According to well-known futurist Ray Kurzweil, machines will be smarter than humans by 2029. Maybe that’s not even the right way of putting it — he actually thinks humans and machines will merge. “We’ll have intelligent nanobots go into our brains through the capillaries and interact directly with our biological neurons,” he told BBC News.
I don’t know what a nanobot is, but it’s a frightening and fantastic prospect. Another bizarre piece of futurology this week also focused on how technology and human culture will fuse in the coming years: the Orange Future of Football report for 2008 was released.
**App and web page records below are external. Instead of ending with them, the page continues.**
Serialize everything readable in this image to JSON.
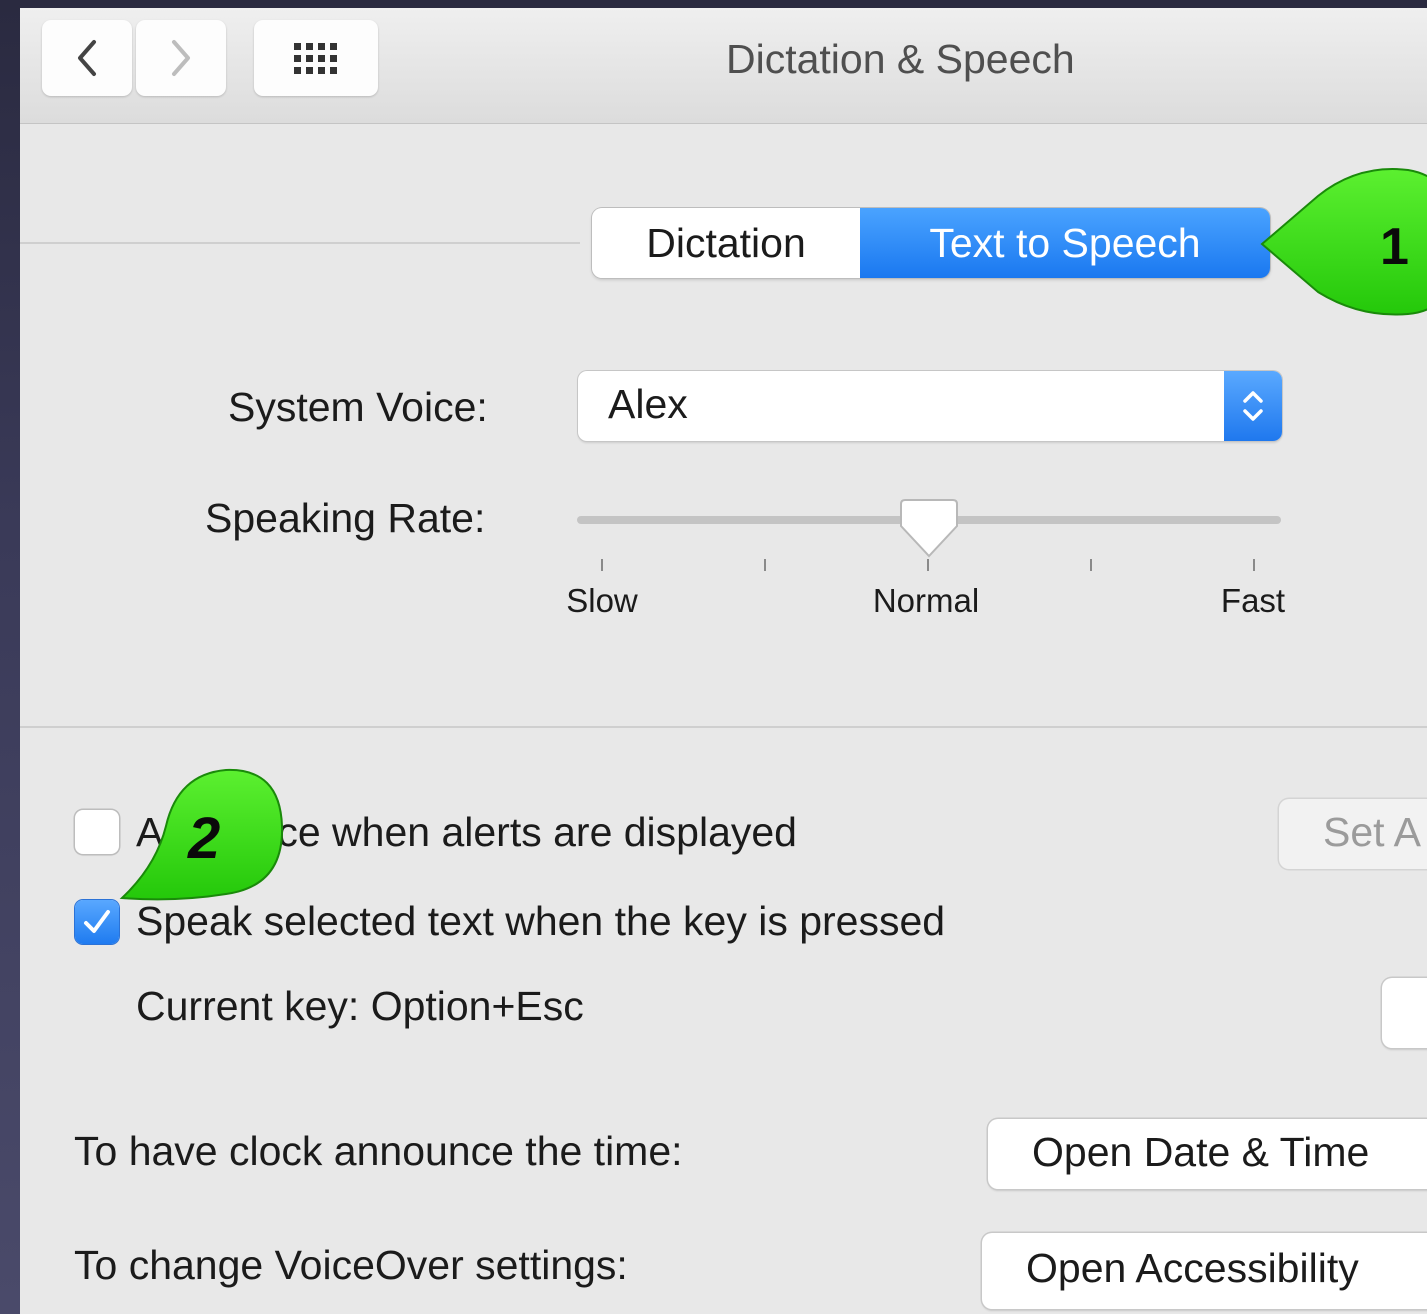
{
  "window": {
    "title": "Dictation & Speech",
    "nav": {
      "back_icon": "chevron-left-icon",
      "forward_icon": "chevron-right-icon",
      "grid_icon": "show-all-grid-icon"
    }
  },
  "tabs": [
    {
      "label": "Dictation",
      "selected": false
    },
    {
      "label": "Text to Speech",
      "selected": true
    }
  ],
  "system_voice": {
    "label": "System Voice:",
    "value": "Alex"
  },
  "speaking_rate": {
    "label": "Speaking Rate:",
    "tick_labels": [
      "Slow",
      "Normal",
      "Fast"
    ],
    "value_fraction": 0.5
  },
  "options": {
    "announce_alerts": {
      "label": "Announce when alerts are displayed",
      "checked": false
    },
    "set_alert_button": "Set A",
    "speak_selected": {
      "label": "Speak selected text when the key is pressed",
      "checked": true
    },
    "current_key": "Current key: Option+Esc"
  },
  "clock": {
    "label": "To have clock announce the time:",
    "button": "Open Date & Time"
  },
  "voiceover": {
    "label": "To change VoiceOver settings:",
    "button": "Open Accessibility"
  },
  "callouts": [
    "1",
    "2"
  ],
  "colors": {
    "accent": "#1f7bf0",
    "callout_green": "#3fe01a"
  }
}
We wondered last week if the Premier League will be playing games in space sometime soon, so it seems we can’t even speculate wildly enough to keep up with the changes to the global game.
Therefore, we should pay attention to what we can look forward to as football fans, according to Orange:
Traditionalists will not like this suggestion. “‘We could have scenarios in the future where no one goes to watch sport live, preferring instead to watch it on television,’ Roy Jones, professor of sports technology at Loughborough University, told the report. They think that “We will watch TV in 3D in pubs, giant screens outside stadiums and eventually in the home, all without the need for funny coloured glasses”, and empty seats in stadia will be filled by “computer-generated characters…to create the impression of full stadiums.”
Yet the report then says stadiums won’t be empty at all; in fact, they’ll be closer to the people than ever. Think that clubs moving out of their traditional homes in city centres into barren suburbs is bad for the game’s connection to the community? Think again, says Orange’s report.
Fans will be able to live in and around football grounds as the ultimate display of loyalty, an honour previously reserved for groundsmen. As clubs move to the suburbs to find the space for bigger grounds, they will look to rejuvenate areas by creating villages complete with retail and residential areas. Residents would never have to leave these mini-communities and would be totally immersed in the club.
A suburban reconstruction of the football club as hub of community-life. Sponsored by Starbucks, presumably.
The interactive stadium
And the stadiums themselves will be transformed experiences. We’ll have mini-monitors to, er, watch the game on TV instead of on the pitch in front of us and to order food without getting up. But, in fact, we will want to get up, as the Report thinks stadium designers will want to encourage standing and singing to avoid the sedentary atmosphere developing at grounds these days — and they’ll do this by decreasing leg room or fitting “vibrating seats which are not very comfortable.”
Alternatively, clubs could just stop making people sit down all the bloody time and build safe standing areas, but that’s not very futuristic, is it?
The mobile stadium
In a further pseudo-retro move, we’ll be able to recreate the freedom standing at matches allowed — letting us choose our viewing angle — by watching at home on a virtual avatar-based representation of the match .
‘Players could be extracted as different coloured markers from camera footage,’ says Graham Fisher. ‘In
the future it is not impossible that what you’ll be seeing will be an avatar-based representation of the game rather than a video version. From that point of view, you could choose where you were sitting, choose your viewing angles, choose to be in your favourite stand as it used to be when you were allowed to stand.’
If you squint really hard next time you’re at a game, then, you might just be able to get a glimpse of the future.
Continuing this nostalgic theme, the Report then reminds us fans have lost the connection of their club to the community, citing FC United of Manchester, Barcelona and MyFC as examples of interest in supporter ownership that it sees as growing in response to this. “We will see fans increasingly demand to be more involved in the ownership of their clubs or threaten to withdraw their support,” it says.
On that note, it’s interesting that much of this report about the future of technology focuses on recreating the increasingly lost appeal football had in the first place, the experience of standing, singing and supporting your community club as opposed to today’s disconnected, global television audience (this tension is something very well captured by Brian at the Run of Play recently). But is the solution really 3-D representations and computer sprites filling in for actual fans?